warms our homes. it can either burn down the house or make our life a whole lot better the issue is not the faith it's how we choose to wield it. i think we can come together but more portly coming together i think is how will we treat each other and think about each other when we are apart? in that sense but i would invite us to do is not to imagine the unity and infirmity are the same. and that we have to figure out how to be together even when we differed which for me, the more deeply traditional religious one is the easier that should be because the way i think of my tradition and all traditions is these are gifts from independent god. i am only finite. so for me what i think of it as have been given an 8-ounce cup called jewishness to fill from infinite well called god in the world. and now think of each tradition would celebrate i'm glad there's a catholic church on whether protestant denominations. do you do not all have to be the same if the relays will participate in something larger
than ourselves. gerry: bishop barron bradley if i would ask you are you optimistic different faith traditions are moving and the right direction we can maybe eliminate some sources of stress we seen so much in the past? >> yes indeed we have come a long way there's no question about that and thank god for it. i would say it is in light we are speaking of easter time, go right back to what is most distinctive to christianity namely the cross. the cross is rome's way of imposing its authority through violence as a threat of violence by the fact jesus endures that cross, answers not with violence but with forgiveness. then upon the resurrection, returns to those who had betrayed and abandoned him, not with violence but with the word of shalom, peace on his lips. what is most distinctive about christianity is what can bring us together because at the heart of the easter message is, violence is answered best by a forgiving love. it is in that non- violence of

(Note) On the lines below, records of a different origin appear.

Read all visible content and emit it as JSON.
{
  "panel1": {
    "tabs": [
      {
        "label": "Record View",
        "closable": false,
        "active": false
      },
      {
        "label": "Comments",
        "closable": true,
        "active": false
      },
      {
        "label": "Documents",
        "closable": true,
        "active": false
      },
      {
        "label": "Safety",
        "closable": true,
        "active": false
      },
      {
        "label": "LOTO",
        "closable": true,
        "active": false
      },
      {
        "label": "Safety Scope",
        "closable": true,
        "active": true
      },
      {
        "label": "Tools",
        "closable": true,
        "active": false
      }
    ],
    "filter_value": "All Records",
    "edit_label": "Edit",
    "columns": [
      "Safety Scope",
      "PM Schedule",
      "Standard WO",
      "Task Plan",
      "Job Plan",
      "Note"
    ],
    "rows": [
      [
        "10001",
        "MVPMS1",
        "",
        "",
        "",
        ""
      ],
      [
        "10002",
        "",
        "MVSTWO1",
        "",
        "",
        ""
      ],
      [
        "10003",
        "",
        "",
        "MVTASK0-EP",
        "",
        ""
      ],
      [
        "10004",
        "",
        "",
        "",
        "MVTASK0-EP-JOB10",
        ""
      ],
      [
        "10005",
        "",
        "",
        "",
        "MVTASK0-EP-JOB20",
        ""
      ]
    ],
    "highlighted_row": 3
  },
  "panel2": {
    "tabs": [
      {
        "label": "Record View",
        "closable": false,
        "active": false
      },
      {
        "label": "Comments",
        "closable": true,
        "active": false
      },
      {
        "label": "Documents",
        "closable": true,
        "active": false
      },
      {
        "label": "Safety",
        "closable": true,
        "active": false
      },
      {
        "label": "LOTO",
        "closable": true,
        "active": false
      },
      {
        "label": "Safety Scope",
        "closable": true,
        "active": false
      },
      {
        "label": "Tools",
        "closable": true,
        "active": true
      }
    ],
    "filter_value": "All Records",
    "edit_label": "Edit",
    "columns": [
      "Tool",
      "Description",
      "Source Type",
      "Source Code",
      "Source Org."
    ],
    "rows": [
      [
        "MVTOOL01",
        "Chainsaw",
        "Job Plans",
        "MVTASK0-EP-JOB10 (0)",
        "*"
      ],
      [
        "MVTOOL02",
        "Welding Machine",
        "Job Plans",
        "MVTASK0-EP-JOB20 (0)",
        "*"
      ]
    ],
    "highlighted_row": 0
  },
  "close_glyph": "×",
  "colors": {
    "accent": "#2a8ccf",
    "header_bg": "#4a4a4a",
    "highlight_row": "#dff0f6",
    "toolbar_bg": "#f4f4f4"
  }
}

that we find a way forward. so i went against stress the paradox by stressing what is most distinctive in christianity we find what can bring us together. spread that's it for this week got sci-fi really great thanks to we will see you more next week with more commentary on wall street journal at large >> "barron's roundtable" sponsored by jpmorgan asset management. ♪♪ jack: welcome to "barron's roundtable" where we get behind the headlines and prepare for the week ahead. the outlook for russia's war on ukraine and dangerous malware aimed at the us energy sector. the former head of cyber command admiral michael rogers. later socially responsible